If you have paid the rent your landlord says you did not pay, be prepared to prove it. Receipts from the landlord are one way. Your canceled checks are another way. If you pay your rent by money order, of course, all you have is the "yellow copy" of the money order and not the original - you are going to need a copy of both sides of the original money order that you used to pay the rent in order to prove to the judge that you really did pay the rent. And, never pay the rent in cash, but if you have to, do not pay the rent without getting a receipt. Judges generally do not believe that in our enlightened world, anyone would give someone else money without getting a receipt.

Be prepared to present your case in a rational, calm and well organized fashion. You will be giving the judge what the judge needs to make a decision and making it clear that you know your rights and have acted in accordance with the law.

5. Understand your opponent

Remember that your opponent, the landlord or the landlord and the landlord's attorney, have made a decision to evict you. The landlord's attorney has a duty to vigorously represent their client, the landlord.
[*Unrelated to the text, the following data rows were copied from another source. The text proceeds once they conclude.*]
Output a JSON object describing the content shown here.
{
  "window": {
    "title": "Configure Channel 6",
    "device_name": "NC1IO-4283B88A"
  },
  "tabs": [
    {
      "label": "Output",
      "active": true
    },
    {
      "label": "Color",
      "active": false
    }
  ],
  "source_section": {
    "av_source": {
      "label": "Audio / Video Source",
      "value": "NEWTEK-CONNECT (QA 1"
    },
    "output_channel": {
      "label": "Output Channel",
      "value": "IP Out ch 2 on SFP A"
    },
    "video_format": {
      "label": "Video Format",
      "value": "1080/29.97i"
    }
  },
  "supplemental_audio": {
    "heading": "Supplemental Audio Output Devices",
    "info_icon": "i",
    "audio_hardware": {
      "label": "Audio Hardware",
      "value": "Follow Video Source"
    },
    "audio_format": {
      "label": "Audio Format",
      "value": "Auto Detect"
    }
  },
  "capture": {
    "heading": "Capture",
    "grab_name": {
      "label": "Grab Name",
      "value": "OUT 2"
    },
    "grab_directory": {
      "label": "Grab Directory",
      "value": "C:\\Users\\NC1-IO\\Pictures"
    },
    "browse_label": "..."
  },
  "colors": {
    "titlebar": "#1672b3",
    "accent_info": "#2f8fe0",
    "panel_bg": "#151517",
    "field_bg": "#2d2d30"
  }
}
Understand that the court proceedings is not a social gathering or a friendly debate - this is serious business. By understanding your opponent, you will not have unreasonable expectations about, from your point of view, their "objectivity" or their "fairness". Expect a battle when you go to court.

6. Have witnesses

Let's suppose that you tried to pay the rent, in cash, to your landlord, but they were not going to give you a receipt. You get to court and tell it like it was. The landlord, on the other hand, does not recall that incident and so tells the court that you never tried to pay the rent in question in cash. Now, the court must decide between two witnesses who is telling the truth - of course, the judge was not there.

In such cases, have a witness or two with you when you tender the rent in cash. If the landlord refused to take your rent or refused to give you a receipt (and therefore you did not give them the cash - what to do in such circumstances may be another chapter for another day), then you will have your witnesses to testify on your behalf.

At or about the time the events are taking place, be certain to write down the date, the time, the place, who was present, what took place, and who said what to each of the other parties present. Have your witnesses sign the paper(s). Then, send a letter to the landlord or the rental agent restating those facts and provide the landlord with a copy of your writing. Let your landlord know you have kept a written record of what happened, that you will produce the record in court and that you will have your witnesses to back you up.

In selecting witnesses, it is best to have people who are not living in your apartment and be certain that they will, most likely, be able to appear in court when the time comes. Thus, if your witness is a single mom with several young children and you don't have the funds to pay for her baby sitter, it is likely that this witness will just not be able to appear in court. Select your witnesses with care.

7. Prepare

Be prepared! Review the Chicago Ordinance. Confirm in your mind that you have taken the necessary steps to comply with the requirements of the Ordinance. Number and date your pictures. Make the copies of your documents. Have your proof of payment of rent. Contact your witnesses and make arrangements for going to court together. "Dress for success." Practice your courtroom presentation with your friends, family and neighbors. Be prepared to feel some stress, but be prepared to keep your cool and be respectful to the court at all times.

My recommendation always is that tenants must and should have their own lawyer in court when your case goes to trial. For whatever reason, you may not choose to hire a lawyer or be able to get one. If you go it alone, following these tips may not guaranty that you will win your case, but will surely help you in that direction.

Paul Bernstein
Attorney At Law
333 E. Ontario St.
Chicago, IL 60611
(312) 951-8451
Fax: (312) 280-8180

Internet: paulbernstein@yahoo.com

Internet Home page: http://members.delphi.com/bernsteinp/

On Chicago Tenants' Rights - Chapters

Home     Table of Contents     Top of Page